Extracted records:
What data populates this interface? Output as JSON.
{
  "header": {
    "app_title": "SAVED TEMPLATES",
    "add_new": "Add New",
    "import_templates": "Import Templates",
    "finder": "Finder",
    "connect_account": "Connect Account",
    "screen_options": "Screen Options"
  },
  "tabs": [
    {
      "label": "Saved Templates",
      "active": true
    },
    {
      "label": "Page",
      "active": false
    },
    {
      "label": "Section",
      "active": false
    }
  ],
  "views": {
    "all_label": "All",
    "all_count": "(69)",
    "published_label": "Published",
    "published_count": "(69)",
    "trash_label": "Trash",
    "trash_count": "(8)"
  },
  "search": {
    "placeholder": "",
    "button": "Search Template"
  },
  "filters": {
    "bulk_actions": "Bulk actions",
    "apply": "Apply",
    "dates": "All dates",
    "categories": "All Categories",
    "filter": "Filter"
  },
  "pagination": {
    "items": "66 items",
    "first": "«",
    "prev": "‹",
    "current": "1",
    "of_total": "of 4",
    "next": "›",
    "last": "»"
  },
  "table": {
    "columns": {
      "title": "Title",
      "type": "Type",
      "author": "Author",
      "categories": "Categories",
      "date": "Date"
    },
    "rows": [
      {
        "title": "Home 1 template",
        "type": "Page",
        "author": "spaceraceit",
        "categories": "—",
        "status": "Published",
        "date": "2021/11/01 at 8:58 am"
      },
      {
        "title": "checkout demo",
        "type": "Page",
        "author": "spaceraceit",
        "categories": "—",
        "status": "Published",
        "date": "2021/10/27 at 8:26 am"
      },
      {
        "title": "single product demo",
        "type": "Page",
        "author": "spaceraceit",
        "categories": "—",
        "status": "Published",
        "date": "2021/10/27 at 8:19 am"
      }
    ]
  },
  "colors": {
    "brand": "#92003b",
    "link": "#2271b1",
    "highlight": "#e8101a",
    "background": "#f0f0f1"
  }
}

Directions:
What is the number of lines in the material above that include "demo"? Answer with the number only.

Answer to the problem:
2